I don't have suspicions on that. I dont doubt like with your example, some people probably have probably had complications that caused deaths due to lockdown, but I don't believe it is a significant (statistically - obviously it is terrible for the people involved). When I look at the graph of excess deaths (and these are the only figures I am going on), they climb up, then at the time there is a lockdown, a short but predictable time later, the deaths start going down. The correlation is pretty clear (and I am aware that that isn't proof) and I have absolutely no doubt lookng at these figures that lockdown actively saves lives. It is a really simple feedback loop.

I am also not dissagreeing that this is not ideal and with better management by the powers that be we wouldn't be anywhere near this situation in the first place, although I have gone from blaming the government entirely to realising that we are probably a country that probably deserve the government we have.

In my region, they read out the cases per subregion everynight. As such you could see it shooting up (at one point, my town had the lowest number of cases in the country, then they stupidly anounced that, and it went up faster than most surrounding areas. Maybe a coincidence, maybe not) until a week after lockdown. Now lockdown has ended almost all the regions are going down, but they will start leveling off soon and be back up.

  • Like 3

Share this post


Link to post
Share on other sites

In Nottingham the infection rate went through the roof when the students came back, it's falling again now they're going home, I'm ready for another spike in January when they come back, of course that will be blamed, maybe rightly so, on the irresponsible decision to allow families to mix over Christmas

Share this post


Link to post
Share on other sites
2 hours ago, PaulWarning said:

In Nottingham the infection rate went through the roof when the students came back, it's falling again now they're going home, I'm ready for another spike in January when they come back, of course that will be blamed, maybe rightly so, on the irresponsible decision to allow families to mix over Christmas
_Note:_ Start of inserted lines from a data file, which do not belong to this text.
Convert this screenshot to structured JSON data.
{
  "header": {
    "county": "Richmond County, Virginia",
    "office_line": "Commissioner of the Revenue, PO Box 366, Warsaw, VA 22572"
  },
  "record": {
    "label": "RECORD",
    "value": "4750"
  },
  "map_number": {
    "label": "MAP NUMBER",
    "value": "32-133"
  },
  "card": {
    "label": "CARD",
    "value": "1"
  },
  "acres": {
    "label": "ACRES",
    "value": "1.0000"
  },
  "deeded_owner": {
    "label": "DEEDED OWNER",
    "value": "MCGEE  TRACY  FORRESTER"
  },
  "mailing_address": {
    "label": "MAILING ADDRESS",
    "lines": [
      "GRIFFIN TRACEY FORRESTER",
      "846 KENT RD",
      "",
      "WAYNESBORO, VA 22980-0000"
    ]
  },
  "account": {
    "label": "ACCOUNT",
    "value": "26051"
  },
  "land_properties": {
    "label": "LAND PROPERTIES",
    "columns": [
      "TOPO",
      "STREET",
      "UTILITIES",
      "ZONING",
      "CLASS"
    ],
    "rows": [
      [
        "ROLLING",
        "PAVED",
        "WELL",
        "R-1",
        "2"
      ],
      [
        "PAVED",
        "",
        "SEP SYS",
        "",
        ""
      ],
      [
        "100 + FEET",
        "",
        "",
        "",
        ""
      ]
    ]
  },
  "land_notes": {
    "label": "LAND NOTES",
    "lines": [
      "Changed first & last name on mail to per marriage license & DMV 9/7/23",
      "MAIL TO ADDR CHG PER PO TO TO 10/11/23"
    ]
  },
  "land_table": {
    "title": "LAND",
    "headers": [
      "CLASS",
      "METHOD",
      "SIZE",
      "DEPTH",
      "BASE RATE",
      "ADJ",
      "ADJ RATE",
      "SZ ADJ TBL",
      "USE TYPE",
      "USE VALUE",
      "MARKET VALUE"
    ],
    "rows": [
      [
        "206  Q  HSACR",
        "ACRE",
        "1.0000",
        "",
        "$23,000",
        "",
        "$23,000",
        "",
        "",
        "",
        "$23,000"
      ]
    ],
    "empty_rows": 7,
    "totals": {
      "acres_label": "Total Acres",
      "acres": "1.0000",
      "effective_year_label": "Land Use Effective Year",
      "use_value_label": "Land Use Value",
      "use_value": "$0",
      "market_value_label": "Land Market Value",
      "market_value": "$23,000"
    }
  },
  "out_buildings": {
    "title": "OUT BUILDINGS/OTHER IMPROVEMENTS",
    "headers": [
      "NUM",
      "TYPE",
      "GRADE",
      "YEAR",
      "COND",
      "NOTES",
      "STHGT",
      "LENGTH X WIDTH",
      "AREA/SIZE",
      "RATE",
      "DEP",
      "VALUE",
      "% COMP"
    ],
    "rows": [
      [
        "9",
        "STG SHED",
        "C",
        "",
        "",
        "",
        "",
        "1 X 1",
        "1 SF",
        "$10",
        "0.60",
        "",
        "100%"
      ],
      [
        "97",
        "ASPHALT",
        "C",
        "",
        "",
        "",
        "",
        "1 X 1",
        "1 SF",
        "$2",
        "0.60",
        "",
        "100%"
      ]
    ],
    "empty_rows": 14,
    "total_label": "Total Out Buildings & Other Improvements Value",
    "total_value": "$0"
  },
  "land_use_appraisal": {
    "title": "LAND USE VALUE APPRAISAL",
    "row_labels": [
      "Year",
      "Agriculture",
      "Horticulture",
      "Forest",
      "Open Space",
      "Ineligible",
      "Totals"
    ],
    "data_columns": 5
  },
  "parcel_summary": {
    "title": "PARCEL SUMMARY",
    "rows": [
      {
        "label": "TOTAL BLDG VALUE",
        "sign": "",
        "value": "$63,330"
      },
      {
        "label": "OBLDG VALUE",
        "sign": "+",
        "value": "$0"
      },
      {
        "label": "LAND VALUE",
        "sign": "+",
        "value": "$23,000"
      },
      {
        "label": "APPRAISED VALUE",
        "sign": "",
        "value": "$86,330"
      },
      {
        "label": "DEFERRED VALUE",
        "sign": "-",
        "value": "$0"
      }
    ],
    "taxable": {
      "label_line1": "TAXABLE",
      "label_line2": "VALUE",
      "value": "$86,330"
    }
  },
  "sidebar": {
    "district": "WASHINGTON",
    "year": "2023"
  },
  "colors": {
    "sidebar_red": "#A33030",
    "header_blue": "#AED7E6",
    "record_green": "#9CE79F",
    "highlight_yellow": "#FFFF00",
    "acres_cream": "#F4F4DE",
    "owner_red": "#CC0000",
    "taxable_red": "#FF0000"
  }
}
The next spike could well be before January looking at the picture coverage of the recent market in the centre.

Share this post


Link to post
Share on other sites

Join the conversation

You can post now and register later. If you have an account, sign in now to post with your account.

Guest
Reply to this topic...

×   Pasted as rich text.   Paste as plain text instead

  Only 75 emoji are allowed.

×   Your link has been automatically embedded.   Display as a link instead

×   Your previous content has been restored.   Clear editor

×   You cannot paste images directly. Upload or insert images from URL.


  • Recently Browsing   0 members

    No registered users viewing this page.



×
×
  • Create New...